*** Data supplied ***

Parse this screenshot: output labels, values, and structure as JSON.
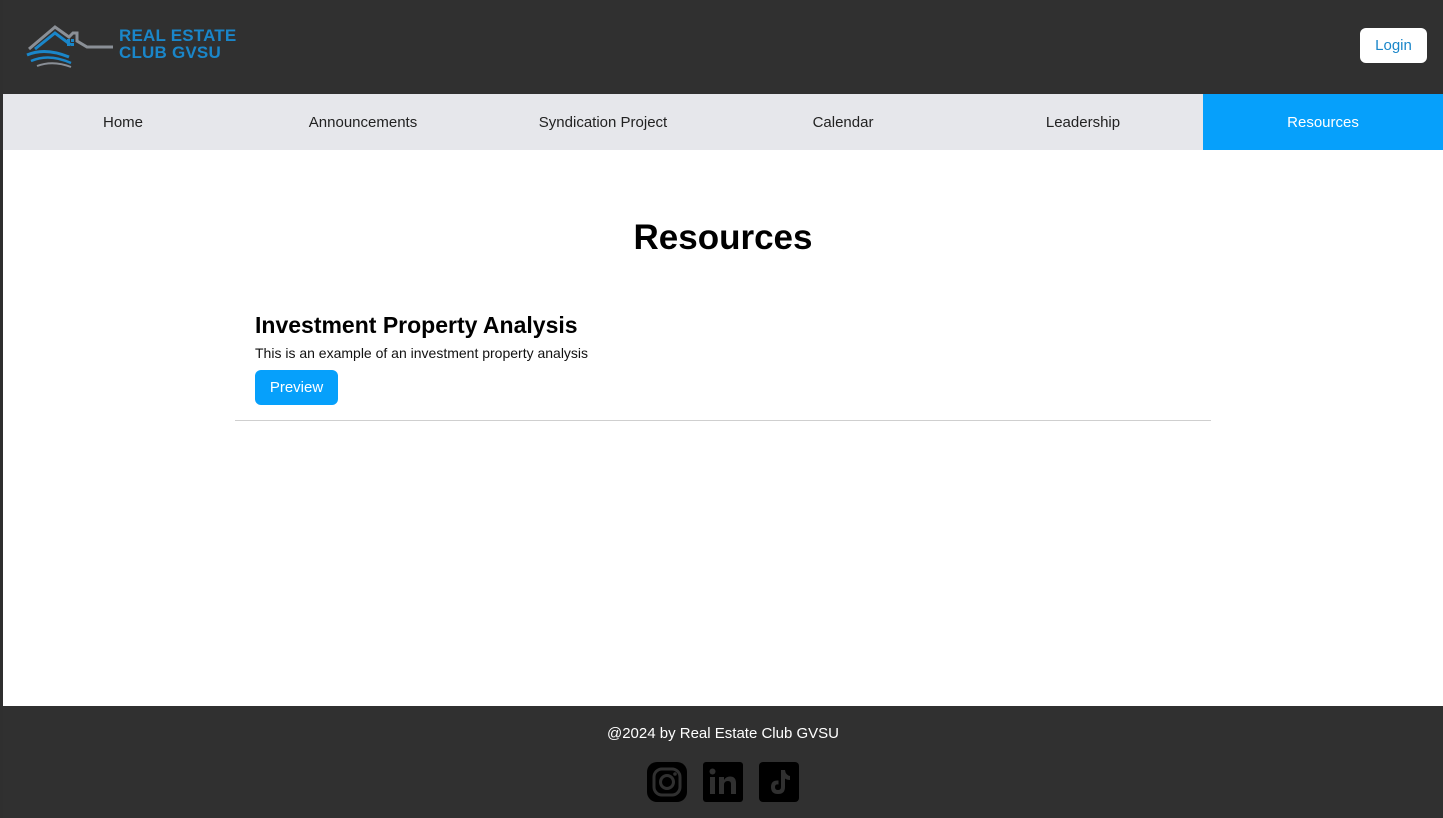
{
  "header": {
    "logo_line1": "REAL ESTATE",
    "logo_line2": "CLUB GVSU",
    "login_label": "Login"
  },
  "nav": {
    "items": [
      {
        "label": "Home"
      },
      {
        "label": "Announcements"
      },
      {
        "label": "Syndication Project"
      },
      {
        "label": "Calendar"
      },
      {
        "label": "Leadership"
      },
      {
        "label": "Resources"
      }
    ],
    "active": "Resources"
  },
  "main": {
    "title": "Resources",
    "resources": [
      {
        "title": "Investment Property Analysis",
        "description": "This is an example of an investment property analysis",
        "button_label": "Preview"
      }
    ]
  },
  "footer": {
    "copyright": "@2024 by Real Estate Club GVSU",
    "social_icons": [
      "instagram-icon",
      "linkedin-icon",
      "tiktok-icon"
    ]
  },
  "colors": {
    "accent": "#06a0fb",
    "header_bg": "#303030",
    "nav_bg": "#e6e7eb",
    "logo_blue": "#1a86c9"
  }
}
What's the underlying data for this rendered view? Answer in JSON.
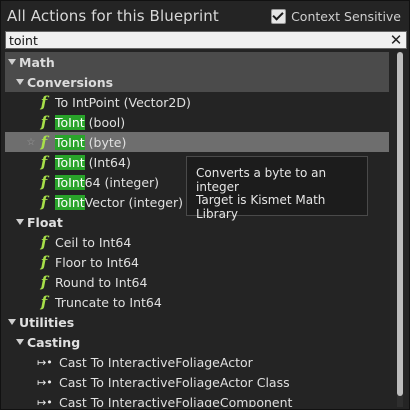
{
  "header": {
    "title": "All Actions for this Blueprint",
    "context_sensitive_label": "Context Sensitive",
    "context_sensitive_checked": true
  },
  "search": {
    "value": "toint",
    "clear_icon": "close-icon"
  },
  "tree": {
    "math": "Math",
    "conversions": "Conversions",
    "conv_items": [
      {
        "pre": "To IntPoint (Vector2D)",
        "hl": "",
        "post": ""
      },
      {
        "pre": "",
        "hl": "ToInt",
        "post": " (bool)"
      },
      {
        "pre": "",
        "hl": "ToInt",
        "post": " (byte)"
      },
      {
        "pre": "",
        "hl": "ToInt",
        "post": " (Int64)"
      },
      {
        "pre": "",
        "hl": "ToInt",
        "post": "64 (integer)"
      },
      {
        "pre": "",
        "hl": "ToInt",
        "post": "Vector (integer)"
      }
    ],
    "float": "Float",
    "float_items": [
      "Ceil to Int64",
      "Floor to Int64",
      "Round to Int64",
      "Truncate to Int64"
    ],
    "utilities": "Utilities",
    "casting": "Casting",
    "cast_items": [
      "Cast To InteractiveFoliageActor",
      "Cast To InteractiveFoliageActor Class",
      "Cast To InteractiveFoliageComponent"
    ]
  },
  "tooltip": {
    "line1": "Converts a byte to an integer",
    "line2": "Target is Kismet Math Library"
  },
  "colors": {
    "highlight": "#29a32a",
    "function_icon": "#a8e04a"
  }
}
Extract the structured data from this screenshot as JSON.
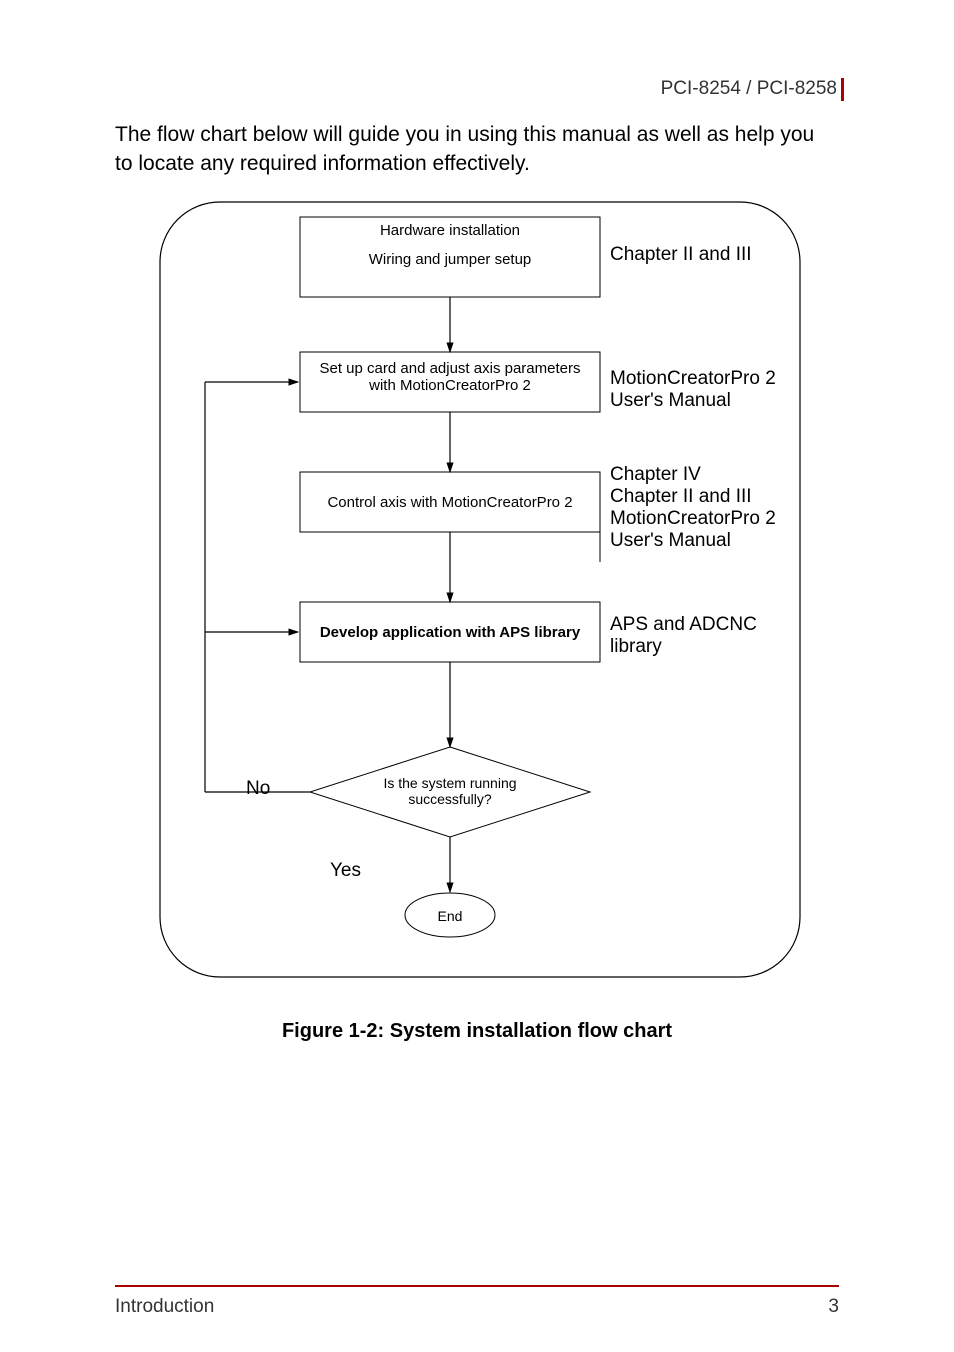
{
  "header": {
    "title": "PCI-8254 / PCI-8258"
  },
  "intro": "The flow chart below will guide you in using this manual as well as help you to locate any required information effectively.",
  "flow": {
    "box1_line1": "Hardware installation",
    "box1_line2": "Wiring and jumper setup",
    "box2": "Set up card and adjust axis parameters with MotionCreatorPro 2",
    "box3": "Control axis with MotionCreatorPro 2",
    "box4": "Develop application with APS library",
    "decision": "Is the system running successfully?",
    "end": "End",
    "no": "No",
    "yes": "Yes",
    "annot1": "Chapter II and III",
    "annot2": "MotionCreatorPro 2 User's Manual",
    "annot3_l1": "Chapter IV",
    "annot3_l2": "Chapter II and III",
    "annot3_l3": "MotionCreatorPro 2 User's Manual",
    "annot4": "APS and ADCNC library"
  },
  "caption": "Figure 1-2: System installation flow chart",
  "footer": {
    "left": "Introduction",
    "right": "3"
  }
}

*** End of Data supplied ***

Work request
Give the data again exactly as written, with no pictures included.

Solution to this task
Parse this screenshot: output labels, values, and structure as JSON.
{
  "header": {
    "logo_line1": "REAL ESTATE",
    "logo_line2": "CLUB GVSU",
    "login_label": "Login"
  },
  "nav": {
    "items": [
      {
        "label": "Home"
      },
      {
        "label": "Announcements"
      },
      {
        "label": "Syndication Project"
      },
      {
        "label": "Calendar"
      },
      {
        "label": "Leadership"
      },
      {
        "label": "Resources"
      }
    ],
    "active": "Resources"
  },
  "main": {
    "title": "Resources",
    "resources": [
      {
        "title": "Investment Property Analysis",
        "description": "This is an example of an investment property analysis",
        "button_label": "Preview"
      }
    ]
  },
  "footer": {
    "copyright": "@2024 by Real Estate Club GVSU",
    "social_icons": [
      "instagram-icon",
      "linkedin-icon",
      "tiktok-icon"
    ]
  },
  "colors": {
    "accent": "#06a0fb",
    "header_bg": "#303030",
    "nav_bg": "#e6e7eb",
    "logo_blue": "#1a86c9"
  }
}
What's the underlying data for this rendered view? Answer in JSON.
{
  "header": {
    "title": "All Actions for this Blueprint",
    "context_sensitive_label": "Context Sensitive",
    "context_sensitive_checked": true
  },
  "search": {
    "value": "toint",
    "clear_icon": "close-icon"
  },
  "tree": {
    "math": "Math",
    "conversions": "Conversions",
    "conv_items": [
      {
        "pre": "To IntPoint (Vector2D)",
        "hl": "",
        "post": ""
      },
      {
        "pre": "",
        "hl": "ToInt",
        "post": " (bool)"
      },
      {
        "pre": "",
        "hl": "ToInt",
        "post": " (byte)"
      },
      {
        "pre": "",
        "hl": "ToInt",
        "post": " (Int64)"
      },
      {
        "pre": "",
        "hl": "ToInt",
        "post": "64 (integer)"
      },
      {
        "pre": "",
        "hl": "ToInt",
        "post": "Vector (integer)"
      }
    ],
    "float": "Float",
    "float_items": [
      "Ceil to Int64",
      "Floor to Int64",
      "Round to Int64",
      "Truncate to Int64"
    ],
    "utilities": "Utilities",
    "casting": "Casting",
    "cast_items": [
      "Cast To InteractiveFoliageActor",
      "Cast To InteractiveFoliageActor Class",
      "Cast To InteractiveFoliageComponent"
    ]
  },
  "tooltip": {
    "line1": "Converts a byte to an integer",
    "line2": "Target is Kismet Math Library"
  },
  "colors": {
    "highlight": "#29a32a",
    "function_icon": "#a8e04a"
  }
}
Extract the structured data from this screenshot as JSON.
{
  "header": {
    "title": "PCI-8254 / PCI-8258"
  },
  "intro": "The flow chart below will guide you in using this manual as well as help you to locate any required information effectively.",
  "flow": {
    "box1_line1": "Hardware installation",
    "box1_line2": "Wiring and jumper setup",
    "box2": "Set up card and adjust axis parameters with MotionCreatorPro 2",
    "box3": "Control axis with MotionCreatorPro 2",
    "box4": "Develop application with APS library",
    "decision": "Is the system running successfully?",
    "end": "End",
    "no": "No",
    "yes": "Yes",
    "annot1": "Chapter II and III",
    "annot2": "MotionCreatorPro 2 User's Manual",
    "annot3_l1": "Chapter IV",
    "annot3_l2": "Chapter II and III",
    "annot3_l3": "MotionCreatorPro 2 User's Manual",
    "annot4": "APS and ADCNC library"
  },
  "caption": "Figure 1-2: System installation flow chart",
  "footer": {
    "left": "Introduction",
    "right": "3"
  }
}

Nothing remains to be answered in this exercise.